● **Material provided**:
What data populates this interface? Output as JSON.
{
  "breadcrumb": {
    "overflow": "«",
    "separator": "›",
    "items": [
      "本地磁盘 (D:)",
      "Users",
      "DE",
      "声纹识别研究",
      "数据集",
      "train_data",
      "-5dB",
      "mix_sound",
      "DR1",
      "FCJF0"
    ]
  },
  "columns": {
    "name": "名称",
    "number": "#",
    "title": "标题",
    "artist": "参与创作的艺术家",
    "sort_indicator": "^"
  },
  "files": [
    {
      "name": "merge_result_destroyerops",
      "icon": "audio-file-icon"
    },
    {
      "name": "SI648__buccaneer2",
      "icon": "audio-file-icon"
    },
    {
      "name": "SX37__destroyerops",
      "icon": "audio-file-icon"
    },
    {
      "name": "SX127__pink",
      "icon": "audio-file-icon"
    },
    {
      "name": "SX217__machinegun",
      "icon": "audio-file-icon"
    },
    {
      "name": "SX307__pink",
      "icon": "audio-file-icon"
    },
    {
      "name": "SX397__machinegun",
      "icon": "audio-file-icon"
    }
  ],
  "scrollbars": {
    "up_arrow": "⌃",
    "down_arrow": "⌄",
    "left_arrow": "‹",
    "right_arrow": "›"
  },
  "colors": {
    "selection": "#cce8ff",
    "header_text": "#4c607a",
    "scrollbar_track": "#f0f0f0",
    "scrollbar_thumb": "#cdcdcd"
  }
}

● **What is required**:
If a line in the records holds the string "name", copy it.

● **Result**:
    "name": "名称",
      "name": "merge_result_destroyerops",
      "name": "SI648__buccaneer2",
      "name": "SX37__destroyerops",
      "name": "SX127__pink",
      "name": "SX217__machinegun",
      "name": "SX307__pink",
      "name": "SX397__machinegun",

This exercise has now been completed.